_EXERCISE DETAILS_
Pick out the lines below that contain the string "Average" and copy them all.

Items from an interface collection
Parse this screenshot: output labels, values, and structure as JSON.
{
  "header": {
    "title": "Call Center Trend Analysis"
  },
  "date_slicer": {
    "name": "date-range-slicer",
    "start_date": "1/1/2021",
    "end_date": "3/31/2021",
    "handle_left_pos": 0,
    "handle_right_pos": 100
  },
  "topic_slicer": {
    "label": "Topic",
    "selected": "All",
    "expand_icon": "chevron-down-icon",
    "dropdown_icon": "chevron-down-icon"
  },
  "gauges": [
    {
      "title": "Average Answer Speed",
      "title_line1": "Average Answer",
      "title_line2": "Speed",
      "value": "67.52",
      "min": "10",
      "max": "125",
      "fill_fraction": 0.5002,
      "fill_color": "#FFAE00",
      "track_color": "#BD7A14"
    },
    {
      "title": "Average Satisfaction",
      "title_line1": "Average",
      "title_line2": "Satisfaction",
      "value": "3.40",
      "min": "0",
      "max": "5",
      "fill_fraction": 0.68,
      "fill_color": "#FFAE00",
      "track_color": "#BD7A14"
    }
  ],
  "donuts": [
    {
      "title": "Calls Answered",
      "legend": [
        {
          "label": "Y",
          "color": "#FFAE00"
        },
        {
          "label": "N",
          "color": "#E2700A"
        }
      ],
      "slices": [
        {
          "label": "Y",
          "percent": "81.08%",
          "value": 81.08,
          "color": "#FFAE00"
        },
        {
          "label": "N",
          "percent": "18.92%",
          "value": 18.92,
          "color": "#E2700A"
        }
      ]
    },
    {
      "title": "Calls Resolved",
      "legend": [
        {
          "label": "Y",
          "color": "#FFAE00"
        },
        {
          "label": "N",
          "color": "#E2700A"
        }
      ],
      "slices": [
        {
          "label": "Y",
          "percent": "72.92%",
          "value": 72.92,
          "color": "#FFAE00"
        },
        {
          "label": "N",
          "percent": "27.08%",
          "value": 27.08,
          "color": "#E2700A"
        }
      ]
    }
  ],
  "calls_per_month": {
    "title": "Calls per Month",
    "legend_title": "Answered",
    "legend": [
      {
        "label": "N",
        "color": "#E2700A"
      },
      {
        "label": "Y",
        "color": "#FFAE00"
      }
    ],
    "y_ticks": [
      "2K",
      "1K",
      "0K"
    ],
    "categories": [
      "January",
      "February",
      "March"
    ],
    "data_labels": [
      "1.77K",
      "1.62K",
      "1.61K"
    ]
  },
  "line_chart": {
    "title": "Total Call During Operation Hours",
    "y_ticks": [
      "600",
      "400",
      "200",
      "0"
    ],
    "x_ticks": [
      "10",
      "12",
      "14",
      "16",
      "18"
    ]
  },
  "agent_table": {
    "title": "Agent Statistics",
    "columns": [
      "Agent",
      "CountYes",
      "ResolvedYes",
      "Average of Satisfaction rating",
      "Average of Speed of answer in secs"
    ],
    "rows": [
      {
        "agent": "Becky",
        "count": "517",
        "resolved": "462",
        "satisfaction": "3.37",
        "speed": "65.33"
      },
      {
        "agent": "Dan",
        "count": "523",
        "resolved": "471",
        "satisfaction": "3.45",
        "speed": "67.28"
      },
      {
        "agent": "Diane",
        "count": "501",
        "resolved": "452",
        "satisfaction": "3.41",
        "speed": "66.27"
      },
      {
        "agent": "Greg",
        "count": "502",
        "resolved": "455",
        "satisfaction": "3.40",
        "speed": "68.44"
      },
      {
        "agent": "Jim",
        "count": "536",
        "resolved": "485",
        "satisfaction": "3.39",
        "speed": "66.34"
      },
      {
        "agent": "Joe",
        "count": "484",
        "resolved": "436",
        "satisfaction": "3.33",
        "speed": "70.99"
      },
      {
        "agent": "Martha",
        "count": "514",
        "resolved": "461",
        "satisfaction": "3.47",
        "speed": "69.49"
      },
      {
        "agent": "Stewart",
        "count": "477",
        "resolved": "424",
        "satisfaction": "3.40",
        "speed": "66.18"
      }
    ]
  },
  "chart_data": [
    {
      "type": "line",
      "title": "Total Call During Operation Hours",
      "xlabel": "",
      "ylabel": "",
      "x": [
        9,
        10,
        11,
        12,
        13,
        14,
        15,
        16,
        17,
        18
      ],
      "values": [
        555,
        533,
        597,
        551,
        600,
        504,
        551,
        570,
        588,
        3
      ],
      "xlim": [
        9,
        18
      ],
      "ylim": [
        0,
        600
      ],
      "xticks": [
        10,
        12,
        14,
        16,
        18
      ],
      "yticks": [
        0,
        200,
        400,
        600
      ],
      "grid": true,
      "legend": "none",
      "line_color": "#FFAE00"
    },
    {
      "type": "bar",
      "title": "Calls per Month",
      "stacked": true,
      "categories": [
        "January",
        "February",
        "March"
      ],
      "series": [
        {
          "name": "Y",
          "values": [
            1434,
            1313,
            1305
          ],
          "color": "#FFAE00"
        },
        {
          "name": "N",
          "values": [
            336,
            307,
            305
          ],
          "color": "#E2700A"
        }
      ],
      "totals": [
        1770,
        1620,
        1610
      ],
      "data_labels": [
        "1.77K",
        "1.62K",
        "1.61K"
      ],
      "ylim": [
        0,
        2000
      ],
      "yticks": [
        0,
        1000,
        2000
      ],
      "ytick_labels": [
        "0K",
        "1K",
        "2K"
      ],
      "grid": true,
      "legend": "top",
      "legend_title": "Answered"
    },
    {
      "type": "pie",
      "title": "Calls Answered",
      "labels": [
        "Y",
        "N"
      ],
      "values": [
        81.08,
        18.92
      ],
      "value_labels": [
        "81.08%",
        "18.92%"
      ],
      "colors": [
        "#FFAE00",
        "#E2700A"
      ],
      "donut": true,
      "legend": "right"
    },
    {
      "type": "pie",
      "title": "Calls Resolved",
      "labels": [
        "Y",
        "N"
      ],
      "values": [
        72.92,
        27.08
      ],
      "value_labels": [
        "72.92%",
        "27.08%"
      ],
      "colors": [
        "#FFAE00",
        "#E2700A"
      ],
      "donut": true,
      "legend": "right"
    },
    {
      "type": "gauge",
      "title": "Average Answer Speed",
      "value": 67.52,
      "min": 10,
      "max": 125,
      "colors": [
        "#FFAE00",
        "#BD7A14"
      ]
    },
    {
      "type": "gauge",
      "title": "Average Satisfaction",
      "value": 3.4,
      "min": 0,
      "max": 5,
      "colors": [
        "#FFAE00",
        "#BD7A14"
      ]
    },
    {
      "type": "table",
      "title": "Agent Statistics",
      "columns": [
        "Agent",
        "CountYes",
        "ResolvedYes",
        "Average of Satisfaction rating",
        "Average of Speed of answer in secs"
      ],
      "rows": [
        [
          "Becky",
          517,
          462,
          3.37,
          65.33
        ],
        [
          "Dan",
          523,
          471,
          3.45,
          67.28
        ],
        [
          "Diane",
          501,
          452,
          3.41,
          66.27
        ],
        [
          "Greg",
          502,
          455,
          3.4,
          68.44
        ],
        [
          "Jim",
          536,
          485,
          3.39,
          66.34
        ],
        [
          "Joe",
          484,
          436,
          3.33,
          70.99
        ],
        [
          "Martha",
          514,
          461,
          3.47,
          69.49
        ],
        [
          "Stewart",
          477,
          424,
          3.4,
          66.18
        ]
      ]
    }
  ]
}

_SOLVED EXERCISE_
      "title": "Average Answer Speed",
      "title_line1": "Average Answer",
      "title": "Average Satisfaction",
      "title_line1": "Average",
      "Average of Satisfaction rating",
      "Average of Speed of answer in secs"
      "title": "Average Answer Speed",
      "title": "Average Satisfaction",
        "Average of Satisfaction rating",
        "Average of Speed of answer in secs"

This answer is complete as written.